    • Read Chapter 7 & 10 – Stein & Stein
    • Read Chapter 7 - Moro
    • Videos: “Mexican Witchcraft,” “Divination,” “Wicca,” “Zimbabwean Magic.”

    Tasks Due:

    1. Capstone Essay on Magic - Peermark Review Due
    2. Lesson 6 Quiz 
    3. Lesson 7 Quiz 
    4. Journal 4 Due
    June 13th 

    Lesson 8/9
    June 13 - June 20

    Death, Ancestors, Ghosts, and Souls

    • PowerPoint: Death, Ancestors, Ghosts, & Souls
    • Read Chapter 8 – Stein & Stein
    • Read Chapter 8 - Moro
    • Videos: “Mystic Lands Haiti: Dance of the Spirit” (25:00) & "Aghoris" (3:13)

    Gods and Spirits

    • PowerPoint: Gods & Spirits
    • Read Chapter 9 – Stein & Stein
    • Videos: "Ethiopian Healing” & “Indian Exorcism" and “Venezuelan Umbanda”

    Tasks Due:

    1. Lesson 8 Quiz 
    2. Lesson 9 Quiz 
    3. Course Blog #3 Due
    4. Journal 5 Due
    5. Capstone Paper Due - Final Draft
    June 20th 

    Lesson 10
    June 20 - June 25

    Religion in a Changing World

    • PowerPoint: The Search for New Meaning
    • Read Chapter 11 – Stein & Stein
    • Read Chapter 9 - Moro
    • Videos: “Circumcision" (1:58) & "XTC - Rave Culture" (14:47)

    Tasks Due:

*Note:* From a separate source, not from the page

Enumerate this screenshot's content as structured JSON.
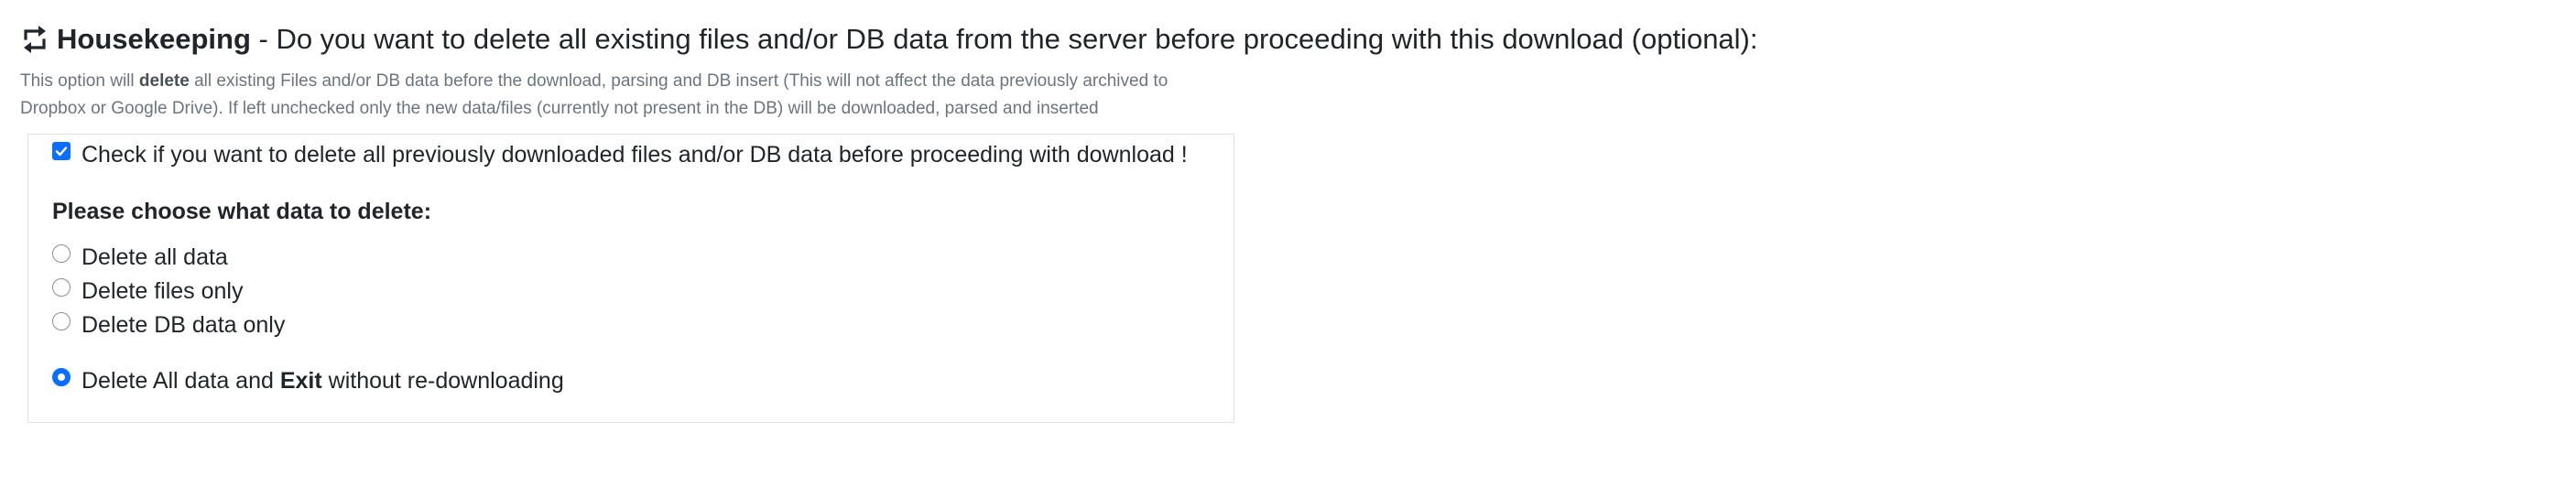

    1. Lesson 10 Quiz 
    2. Journal 6 Due
    3. Final Exam: Monday, June 20th, 2016 – Saturday, June 25th, 2016.
    June 25th